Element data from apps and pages
Content starts

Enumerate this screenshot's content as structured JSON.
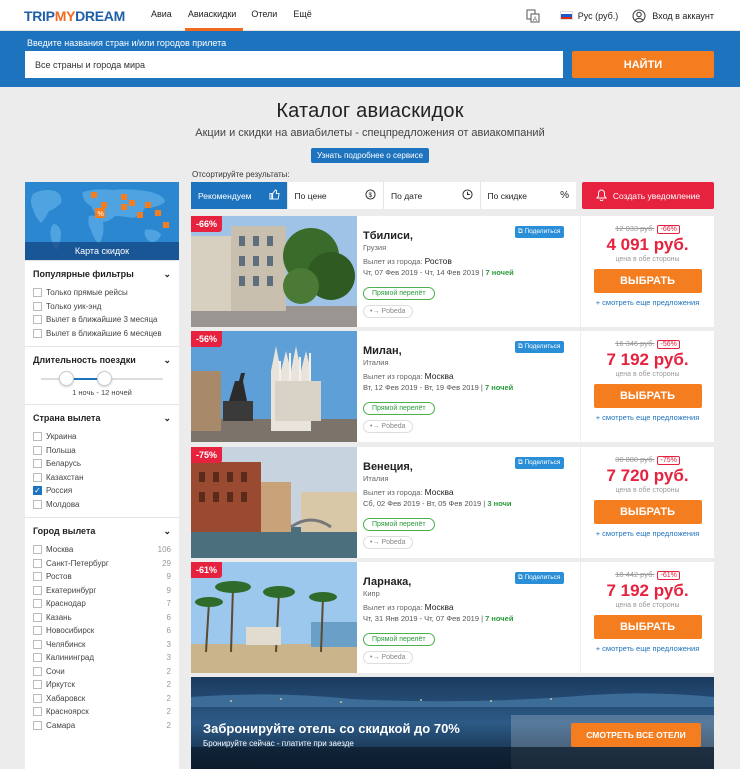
{
  "brand": {
    "logo_part1": "TRIP",
    "logo_part2": "MY",
    "logo_part3": "DREAM"
  },
  "nav": [
    {
      "label": "Авиа",
      "active": false
    },
    {
      "label": "Авиаскидки",
      "active": true
    },
    {
      "label": "Отели",
      "active": false
    },
    {
      "label": "Ещё",
      "active": false
    }
  ],
  "topright": {
    "currency": "Рус (руб.)",
    "login": "Вход в аккаунт"
  },
  "search": {
    "label": "Введите названия стран и/или городов прилета",
    "value": "Все страны и города мира",
    "button": "НАЙТИ"
  },
  "headline": {
    "title": "Каталог авиаскидок",
    "subtitle": "Акции и скидки на авиабилеты - спецпредложения от авиакомпаний",
    "more_button": "Узнать подробнее о сервисе"
  },
  "sort": {
    "label": "Отсортируйте результаты:",
    "options": [
      "Рекомендуем",
      "По цене",
      "По дате",
      "По скидке"
    ],
    "alert_button": "Создать уведомление"
  },
  "sidebar": {
    "map_caption": "Карта скидок",
    "popular": {
      "title": "Популярные фильтры",
      "items": [
        "Только прямые рейсы",
        "Только уик-энд",
        "Вылет в ближайшие 3 месяца",
        "Вылет в ближайшие 6 месяцев"
      ]
    },
    "duration": {
      "title": "Длительность поездки",
      "range": "1 ночь - 12 ночей",
      "min_frac": 0.18,
      "max_frac": 0.46
    },
    "departure_country": {
      "title": "Страна вылета",
      "items": [
        "Украина",
        "Польша",
        "Беларусь",
        "Казахстан",
        "Россия",
        "Молдова"
      ],
      "checked": "Россия"
    },
    "departure_city": {
      "title": "Город вылета",
      "items": [
        {
          "name": "Москва",
          "count": "106"
        },
        {
          "name": "Санкт-Петербург",
          "count": "29"
        },
        {
          "name": "Ростов",
          "count": "9"
        },
        {
          "name": "Екатеринбург",
          "count": "9"
        },
        {
          "name": "Краснодар",
          "count": "7"
        },
        {
          "name": "Казань",
          "count": "6"
        },
        {
          "name": "Новосибирск",
          "count": "6"
        },
        {
          "name": "Челябинск",
          "count": "3"
        },
        {
          "name": "Калининград",
          "count": "3"
        },
        {
          "name": "Сочи",
          "count": "2"
        },
        {
          "name": "Иркутск",
          "count": "2"
        },
        {
          "name": "Хабаровск",
          "count": "2"
        },
        {
          "name": "Красноярск",
          "count": "2"
        },
        {
          "name": "Самара",
          "count": "2"
        }
      ]
    }
  },
  "cards": [
    {
      "discount": "-66%",
      "city": "Тбилиси,",
      "country": "Грузия",
      "share": "Поделиться",
      "dep_label": "Вылет из города:",
      "dep_city": "Ростов",
      "dates": "Чт, 07 Фев 2019 - Чт, 14 Фев 2019 |",
      "nights": "7 ночей",
      "direct": "Прямой перелёт",
      "airline": "Pobeda",
      "old_price": "12 033 руб.",
      "pct": "-66%",
      "price": "4 091 руб.",
      "both": "цена в обе стороны",
      "select": "ВЫБРАТЬ",
      "more": "+ смотреть еще предложения"
    },
    {
      "discount": "-56%",
      "city": "Милан,",
      "country": "Италия",
      "share": "Поделиться",
      "dep_label": "Вылет из города:",
      "dep_city": "Москва",
      "dates": "Вт, 12 Фев 2019 - Вт, 19 Фев 2019 |",
      "nights": "7 ночей",
      "direct": "Прямой перелёт",
      "airline": "Pobeda",
      "old_price": "16 346 руб.",
      "pct": "-56%",
      "price": "7 192 руб.",
      "both": "цена в обе стороны",
      "select": "ВЫБРАТЬ",
      "more": "+ смотреть еще предложения"
    },
    {
      "discount": "-75%",
      "city": "Венеция,",
      "country": "Италия",
      "share": "Поделиться",
      "dep_label": "Вылет из города:",
      "dep_city": "Москва",
      "dates": "Сб, 02 Фев 2019 - Вт, 05 Фев 2019 |",
      "nights": "3 ночи",
      "direct": "Прямой перелёт",
      "airline": "Pobeda",
      "old_price": "30 880 руб.",
      "pct": "-75%",
      "price": "7 720 руб.",
      "both": "цена в обе стороны",
      "select": "ВЫБРАТЬ",
      "more": "+ смотреть еще предложения"
    },
    {
      "discount": "-61%",
      "city": "Ларнака,",
      "country": "Кипр",
      "share": "Поделиться",
      "dep_label": "Вылет из города:",
      "dep_city": "Москва",
      "dates": "Чт, 31 Янв 2019 - Чт, 07 Фев 2019 |",
      "nights": "7 ночей",
      "direct": "Прямой перелёт",
      "airline": "Pobeda",
      "old_price": "18 442 руб.",
      "pct": "-61%",
      "price": "7 192 руб.",
      "both": "цена в обе стороны",
      "select": "ВЫБРАТЬ",
      "more": "+ смотреть еще предложения"
    }
  ],
  "hotel_banner": {
    "title": "Забронируйте отель со скидкой до 70%",
    "subtitle": "Бронируйте сейчас - платите при заезде",
    "button": "СМОТРЕТЬ ВСЕ ОТЕЛИ"
  },
  "colors": {
    "primary": "#1e73be",
    "accent": "#f47d20",
    "sale": "#e6223f",
    "success": "#2a9a3c"
  }
}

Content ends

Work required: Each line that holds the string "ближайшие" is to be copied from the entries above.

Response to the task:
        "Вылет в ближайшие 3 месяца",
        "Вылет в ближайшие 6 месяцев"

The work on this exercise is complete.